The Benjamites, determined not to be undermined by their size, trained their warriors to fight left handed so as to be able to wrong foot their enemies (see Judges 20:16). They were also reputed as being extremely disciplined, spirited warriors and skilled archers (1 Chronicles 8:40). They were fiercely united and loyal under the command of their leadership. However, solidarity and military superiority did not ensure the tribe’s expanding influence. Benjamin had its dark side. Their military prowess came out not only in defence of their country but also in depravity within their country. Israel sought vengeance against the Benjamites for the horrific abuse and death of a Levite’s concubine. Because of the Benjamites’ undying loyalty towards one another, they refused to give up their perpetrators. Hence, Benjamin took up offence against the other 11 tribes of Israel as one man, and civil war broke out. As we know it, the Benjamites were nearly wiped out by an ambush, but not before cutting down 40,000 Israelites at the battlefield (see Judges 19-21).
Although, the Benjamites were well disciplined and united as a tribe, their moral depravity led to their downfall. The Benjamites’relentless loyalty to the leadership and to one another saw their population reduced to a mere 600 men. Without due submission to God, we see their greatest strength had also become their greatest weakness.

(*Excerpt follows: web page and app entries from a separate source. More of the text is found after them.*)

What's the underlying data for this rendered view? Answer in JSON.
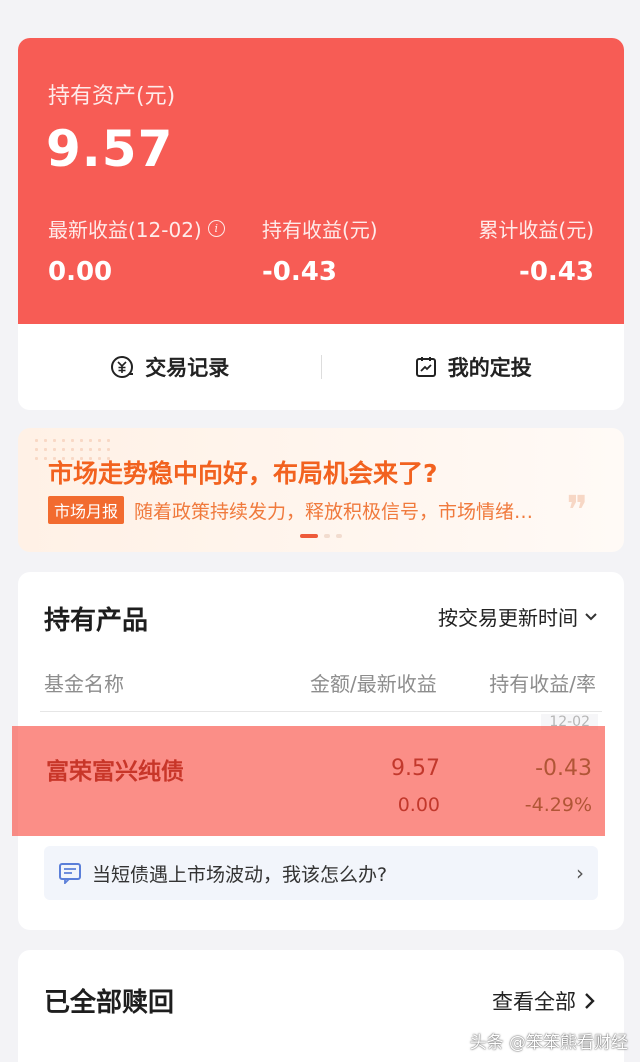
{
  "assets": {
    "label": "持有资产(元)",
    "value": "9.57",
    "stats": {
      "latest_label": "最新收益(12-02)",
      "latest_value": "0.00",
      "hold_label": "持有收益(元)",
      "hold_value": "-0.43",
      "cumulative_label": "累计收益(元)",
      "cumulative_value": "-0.43"
    },
    "info_icon": "i",
    "actions": {
      "trade_records": "交易记录",
      "my_plans": "我的定投"
    }
  },
  "banner": {
    "title": "市场走势稳中向好，布局机会来了?",
    "tag": "市场月报",
    "text": "随着政策持续发力，释放积极信号，市场情绪…",
    "quote_mark": "❞"
  },
  "holdings": {
    "title": "持有产品",
    "sort_label": "按交易更新时间",
    "columns": {
      "name": "基金名称",
      "amount": "金额/最新收益",
      "hold": "持有收益/率"
    },
    "date_tag": "12-02",
    "fund": {
      "name": "富荣富兴纯债",
      "amount": "9.57",
      "latest": "0.00",
      "hold": "-0.43",
      "rate": "-4.29%"
    },
    "tip": "当短债遇上市场波动，我该怎么办?",
    "tip_chevron": "›"
  },
  "redeemed": {
    "title": "已全部赎回",
    "view_all": "查看全部"
  },
  "watermark": "头条 @笨笨熊看财经",
  "colors": {
    "primary_red": "#f75c55",
    "banner_orange": "#f2621f",
    "loss_green": "#3e6b2c"
  }
}
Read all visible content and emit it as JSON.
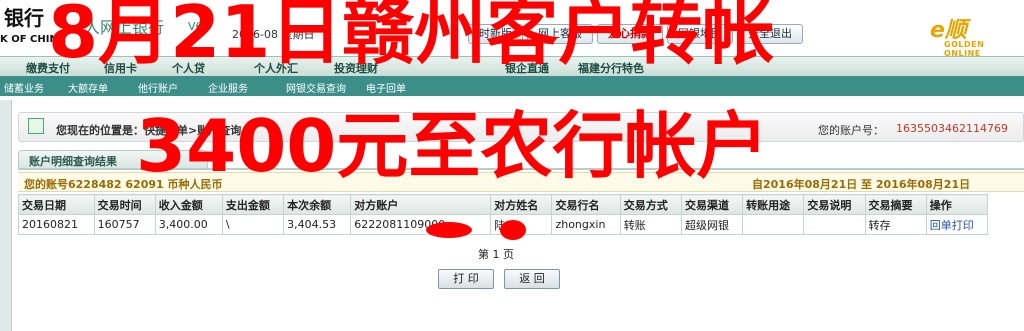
{
  "header": {
    "bank_name": "银行",
    "bank_sub": "K OF CHINA",
    "pbank_label": "人网上银行",
    "pbank_version": "V6",
    "date": "2016-08 星期日",
    "top_buttons": [
      "时新版",
      "网上客服",
      "爱心捐款",
      "网银地图",
      "安全退出"
    ],
    "logo_text": "GOLDEN ONLINE"
  },
  "nav1": [
    "缴费支付",
    "信用卡",
    "个人贷",
    "个人外汇",
    "投资理财",
    "银企直通",
    "福建分行特色"
  ],
  "nav2": [
    "储蓄业务",
    "大额存单",
    "他行账户",
    "企业服务",
    "网银交易查询",
    "电子回单"
  ],
  "location": {
    "label": "您现在的位置是：快捷菜单>账户查询",
    "account_label": "您的账户号：",
    "account_no": "1635503462114769"
  },
  "panel": {
    "title": "账户明细查询结果",
    "account_info": "您的账号6228482 62091 币种人民币",
    "date_range": "自2016年08月21日  至  2016年08月21日"
  },
  "table": {
    "headers": [
      "交易日期",
      "交易时间",
      "收入金额",
      "支出金额",
      "本次余额",
      "对方账户",
      "对方姓名",
      "交易行名",
      "交易方式",
      "交易渠道",
      "转账用途",
      "交易说明",
      "交易摘要",
      "操作"
    ],
    "rows": [
      [
        "20160821",
        "160757",
        "3,400.00",
        "\\",
        "3,404.53",
        "6222081109000",
        "陆",
        "zhongxin",
        "转账",
        "超级网银",
        "",
        "",
        "转存",
        "回单打印"
      ]
    ]
  },
  "pager": "第 1 页",
  "buttons": {
    "print": "打 印",
    "back": "返 回"
  },
  "overlay": {
    "line1": "8月21日赣州客户转帐",
    "line2": "3400元至农行帐户"
  },
  "colors": {
    "overlay_red": "#ff0000",
    "nav_teal": "#3c8f89",
    "account_red": "#c0392b"
  }
}
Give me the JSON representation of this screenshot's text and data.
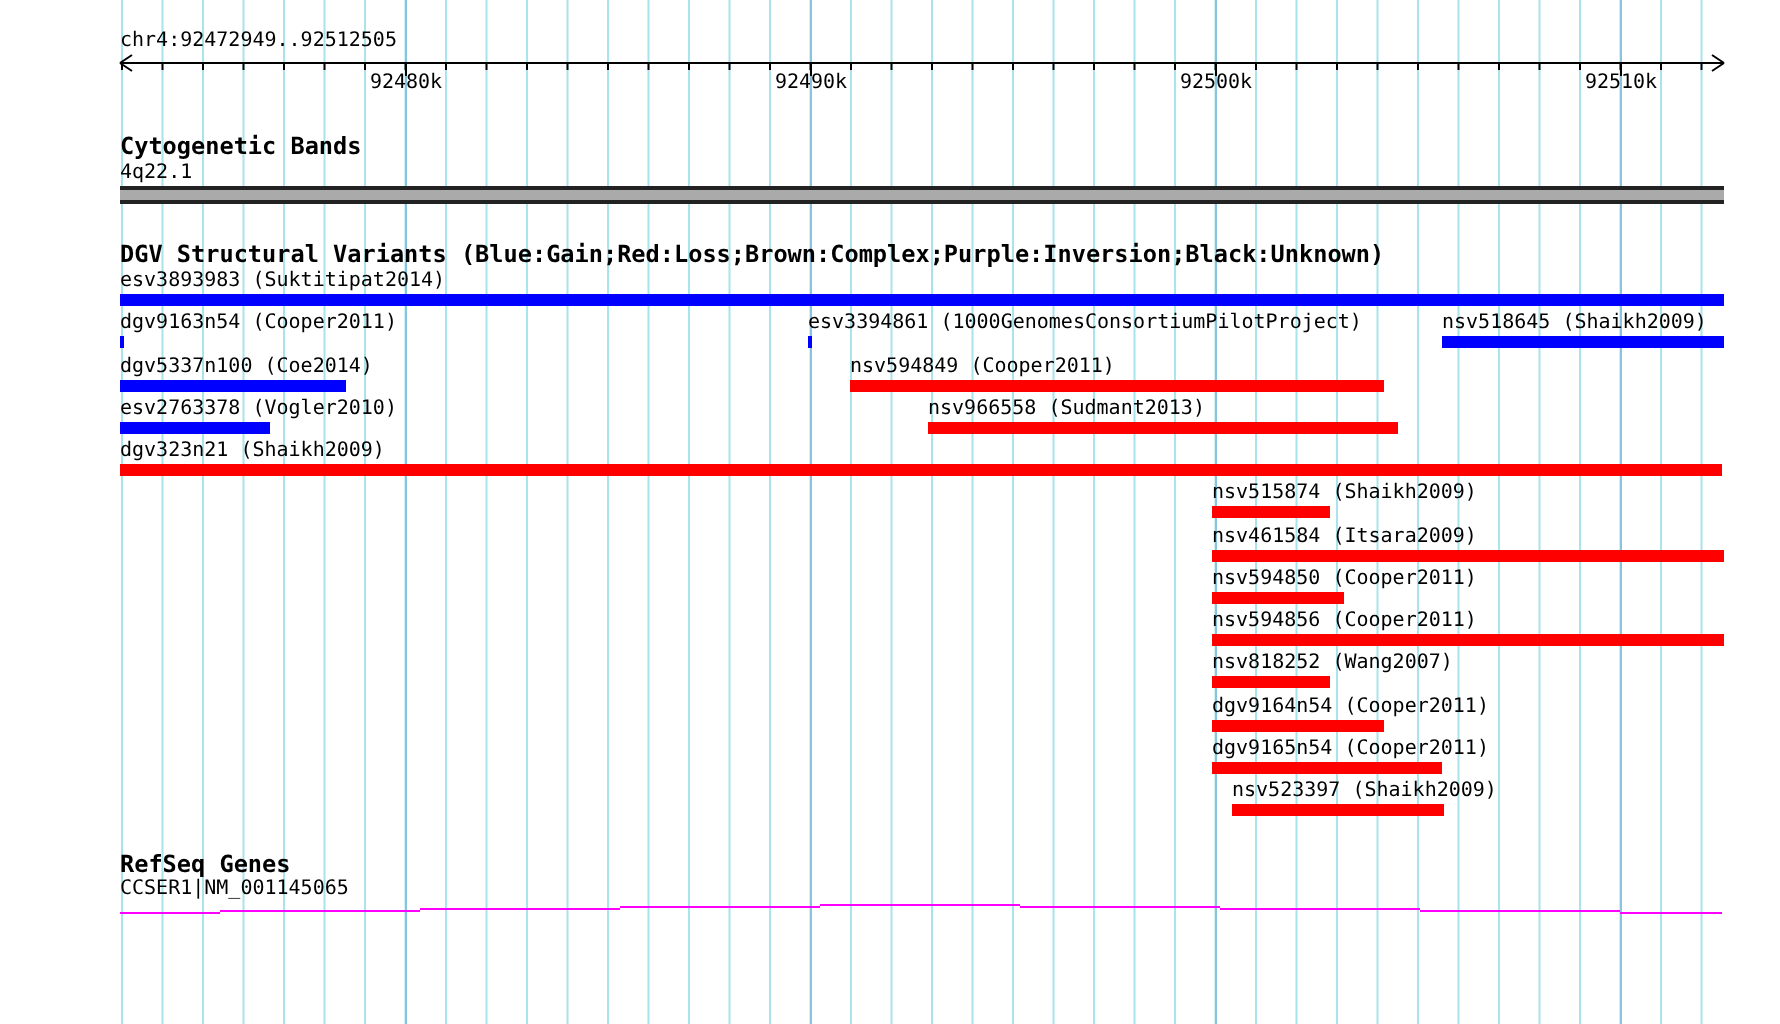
{
  "ruler": {
    "location": "chr4:92472949..92512505",
    "ticks": [
      "92480k",
      "92490k",
      "92500k",
      "92510k"
    ]
  },
  "tracks": [
    {
      "kind": "bands",
      "title": "Cytogenetic Bands",
      "features": [
        {
          "label": "4q22.1"
        }
      ]
    },
    {
      "kind": "variants",
      "title": "DGV Structural Variants (Blue:Gain;Red:Loss;Brown:Complex;Purple:Inversion;Black:Unknown)",
      "rows": [
        [
          {
            "label": "esv3893983 (Suktitipat2014)",
            "color": "#0000ff"
          }
        ],
        [
          {
            "label": "dgv9163n54 (Cooper2011)",
            "color": "#0000ff"
          },
          {
            "label": "esv3394861 (1000GenomesConsortiumPilotProject)",
            "color": "#0000ff"
          },
          {
            "label": "nsv518645 (Shaikh2009)",
            "color": "#0000ff"
          }
        ],
        [
          {
            "label": "dgv5337n100 (Coe2014)",
            "color": "#0000ff"
          },
          {
            "label": "nsv594849 (Cooper2011)",
            "color": "#ff0000"
          }
        ],
        [
          {
            "label": "esv2763378 (Vogler2010)",
            "color": "#0000ff"
          },
          {
            "label": "nsv966558 (Sudmant2013)",
            "color": "#ff0000"
          }
        ],
        [
          {
            "label": "dgv323n21 (Shaikh2009)",
            "color": "#ff0000"
          }
        ],
        [
          {
            "label": "nsv515874 (Shaikh2009)",
            "color": "#ff0000"
          }
        ],
        [
          {
            "label": "nsv461584 (Itsara2009)",
            "color": "#ff0000"
          }
        ],
        [
          {
            "label": "nsv594850 (Cooper2011)",
            "color": "#ff0000"
          }
        ],
        [
          {
            "label": "nsv594856 (Cooper2011)",
            "color": "#ff0000"
          }
        ],
        [
          {
            "label": "nsv818252 (Wang2007)",
            "color": "#ff0000"
          }
        ],
        [
          {
            "label": "dgv9164n54 (Cooper2011)",
            "color": "#ff0000"
          }
        ],
        [
          {
            "label": "dgv9165n54 (Cooper2011)",
            "color": "#ff0000"
          }
        ],
        [
          {
            "label": "nsv523397 (Shaikh2009)",
            "color": "#ff0000"
          }
        ]
      ]
    },
    {
      "kind": "genes",
      "title": "RefSeq Genes",
      "features": [
        {
          "label": "CCSER1|NM_001145065"
        }
      ]
    }
  ]
}
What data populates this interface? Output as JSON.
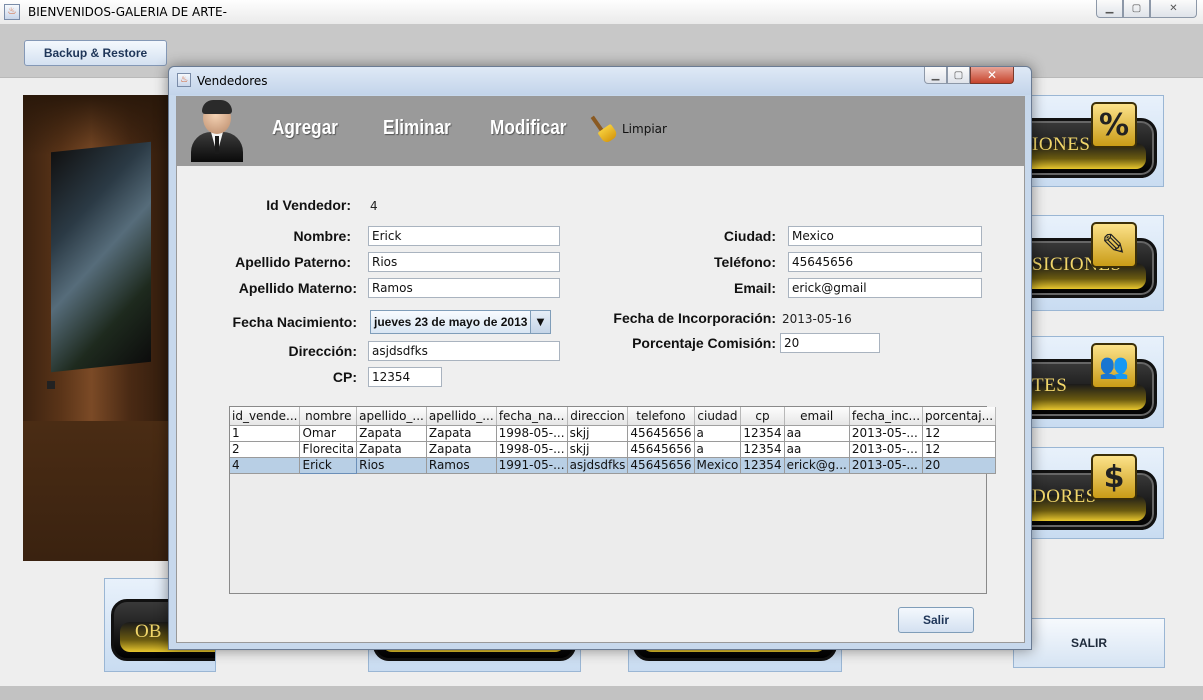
{
  "main_window": {
    "title": "BIENVENIDOS-GALERIA DE ARTE-",
    "backup_button": "Backup & Restore",
    "right_menu": [
      {
        "label": "IONES",
        "icon": "percent-icon",
        "glyph": "%"
      },
      {
        "label": "SICIONES",
        "icon": "newspaper-pen-icon",
        "glyph": "✎"
      },
      {
        "label": "TES",
        "icon": "people-icon",
        "glyph": "👥"
      },
      {
        "label": "DORES",
        "icon": "dollar-person-icon",
        "glyph": "$"
      }
    ],
    "bottom_menu": [
      {
        "label": "OB"
      },
      {
        "label": ""
      },
      {
        "label": ""
      }
    ],
    "exit_button": "SALIR"
  },
  "dialog": {
    "title": "Vendedores",
    "toolbar": {
      "add": "Agregar",
      "delete": "Eliminar",
      "modify": "Modificar",
      "clear": "Limpiar"
    },
    "form": {
      "id_label": "Id Vendedor:",
      "id_value": "4",
      "nombre_label": "Nombre:",
      "nombre_value": "Erick",
      "apellido_paterno_label": "Apellido Paterno:",
      "apellido_paterno_value": "Rios",
      "apellido_materno_label": "Apellido Materno:",
      "apellido_materno_value": "Ramos",
      "fecha_nacimiento_label": "Fecha Nacimiento:",
      "fecha_nacimiento_value": "jueves 23 de mayo de 2013",
      "direccion_label": "Dirección:",
      "direccion_value": "asjdsdfks",
      "cp_label": "CP:",
      "cp_value": "12354",
      "ciudad_label": "Ciudad:",
      "ciudad_value": "Mexico",
      "telefono_label": "Teléfono:",
      "telefono_value": "45645656",
      "email_label": "Email:",
      "email_value": "erick@gmail",
      "fecha_incorporacion_label": "Fecha de Incorporación:",
      "fecha_incorporacion_value": "2013-05-16",
      "porcentaje_label": "Porcentaje Comisión:",
      "porcentaje_value": "20"
    },
    "table": {
      "columns": [
        "id_vende...",
        "nombre",
        "apellido_...",
        "apellido_...",
        "fecha_na...",
        "direccion",
        "telefono",
        "ciudad",
        "cp",
        "email",
        "fecha_inc...",
        "porcentaj..."
      ],
      "rows": [
        [
          "1",
          "Omar",
          "Zapata",
          "Zapata",
          "1998-05-...",
          "skjj",
          "45645656",
          "a",
          "12354",
          "aa",
          "2013-05-...",
          "12"
        ],
        [
          "2",
          "Florecita",
          "Zapata",
          "Zapata",
          "1998-05-...",
          "skjj",
          "45645656",
          "a",
          "12354",
          "aa",
          "2013-05-...",
          "12"
        ],
        [
          "4",
          "Erick",
          "Rios",
          "Ramos",
          "1991-05-...",
          "asjdsdfks",
          "45645656",
          "Mexico",
          "12354",
          "erick@g...",
          "2013-05-...",
          "20"
        ]
      ],
      "selected_row": 2
    },
    "exit_button": "Salir"
  }
}
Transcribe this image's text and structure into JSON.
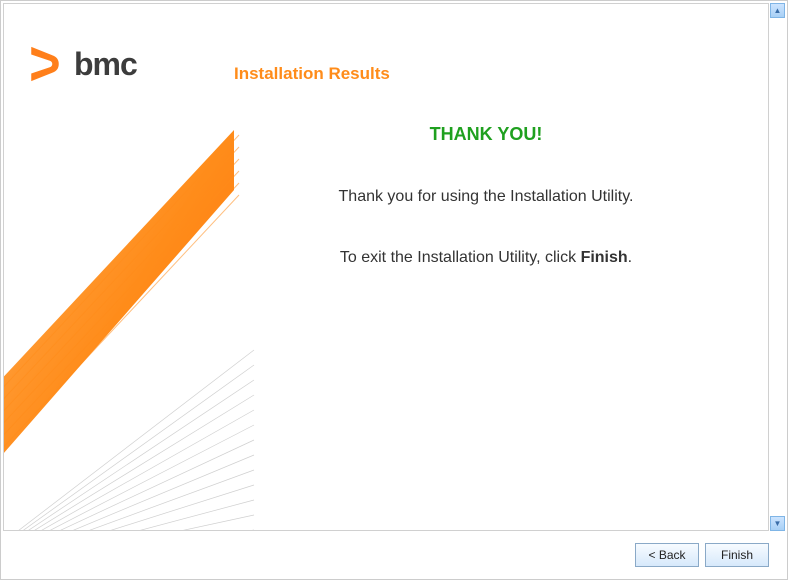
{
  "logo": {
    "brand": "bmc"
  },
  "page": {
    "heading": "Installation Results",
    "thank_you": "THANK YOU!",
    "body1": "Thank you for using the Installation Utility.",
    "exit_prefix": "To exit the Installation Utility, click ",
    "exit_bold": "Finish",
    "exit_suffix": "."
  },
  "buttons": {
    "back": "< Back",
    "finish": "Finish"
  }
}
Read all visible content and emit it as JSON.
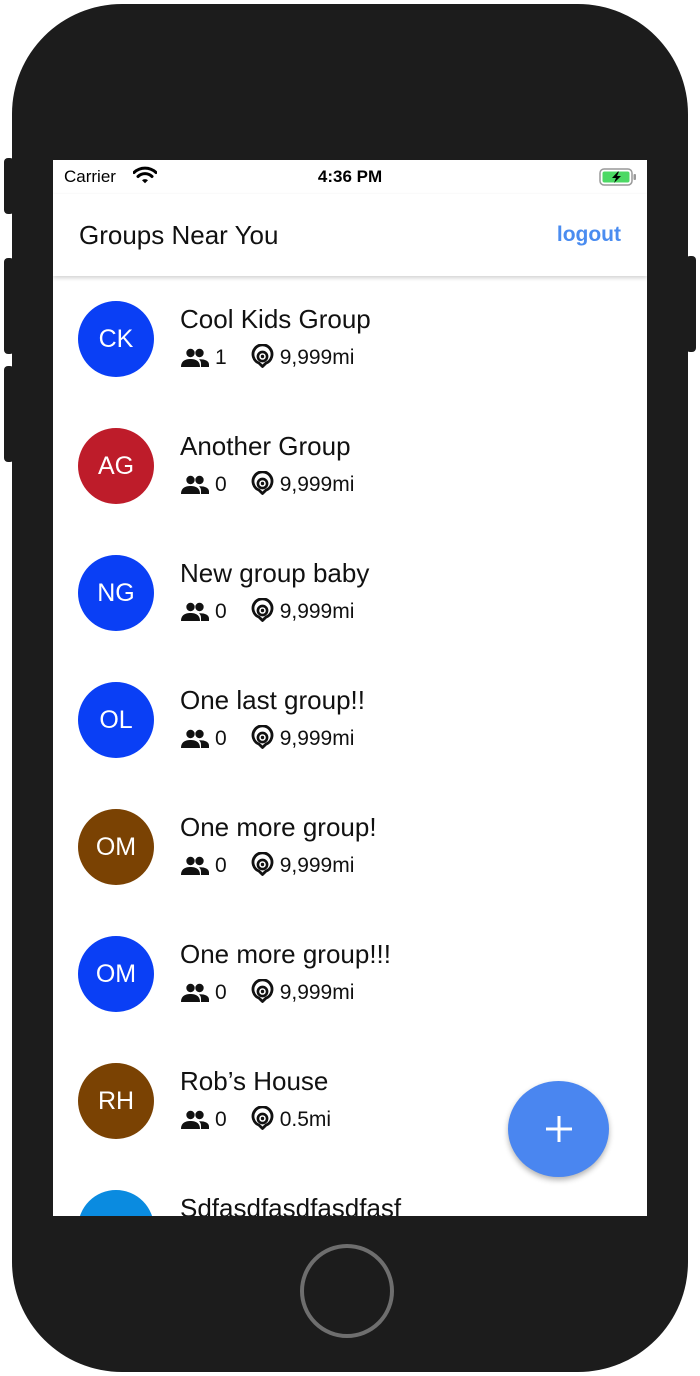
{
  "status_bar": {
    "carrier": "Carrier",
    "time": "4:36 PM"
  },
  "nav": {
    "title": "Groups Near You",
    "logout_label": "logout"
  },
  "groups": [
    {
      "initials": "CK",
      "name": "Cool Kids Group",
      "members": "1",
      "distance": "9,999mi",
      "color": "#0a3ff5"
    },
    {
      "initials": "AG",
      "name": "Another Group",
      "members": "0",
      "distance": "9,999mi",
      "color": "#be1c2a"
    },
    {
      "initials": "NG",
      "name": "New group baby",
      "members": "0",
      "distance": "9,999mi",
      "color": "#0a3ff5"
    },
    {
      "initials": "OL",
      "name": "One last group!!",
      "members": "0",
      "distance": "9,999mi",
      "color": "#0a3ff5"
    },
    {
      "initials": "OM",
      "name": "One more group!",
      "members": "0",
      "distance": "9,999mi",
      "color": "#7a4203"
    },
    {
      "initials": "OM",
      "name": "One more group!!!",
      "members": "0",
      "distance": "9,999mi",
      "color": "#0a3ff5"
    },
    {
      "initials": "RH",
      "name": "Rob’s House",
      "members": "0",
      "distance": "0.5mi",
      "color": "#7a4203"
    },
    {
      "initials": "",
      "name": "Sdfasdfasdfasdfasf",
      "members": "",
      "distance": "",
      "color": "#0a8be0"
    }
  ],
  "fab": {
    "icon": "plus-icon"
  },
  "colors": {
    "accent": "#4a8cf0",
    "fab": "#4a86f0"
  }
}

What qualities must members of a influential organisation possess?
- The leadership must submit to the supervision of God and His laws.
- There must be solidarity under one vision where the membership is derived not out of personal gain but the vision of the organisation. In other words, members must not be self-centred, but strive for the good of the whole.
- Members must be loyal to the leadership and to one another.
- Members must be disciplined in doing their part in upholding the functioning of the organisation.
- Members must possess a spirit of tenacity and excellence in their respective responsibilities.
- Members must be accountable and having the same care for one another.
To what degree is your church disciplined and united under the vision of God? The first degree is expressed by members’ commitment to read God’s word and to do His will. The second degree is members’ commitment towards Sabbath worship and in giving their tithes and offerings as commanded by God. The third degree is members’ loyalty towards the leadership and towards one another. The fourth degree is members’ commitment to participate and work out the church’s vision for the year.
Dear Lord, I pray for my church that we will be a community that is united under God’s command. Use me as a unifying element that will bridge the differences within the community. Use me as a voice to amplify and remind the community of the church’s vision for the year. Cause me to be disciplined in hearing your voice and to do your will on a daily basis. In Jesus’ name I pray. Amen.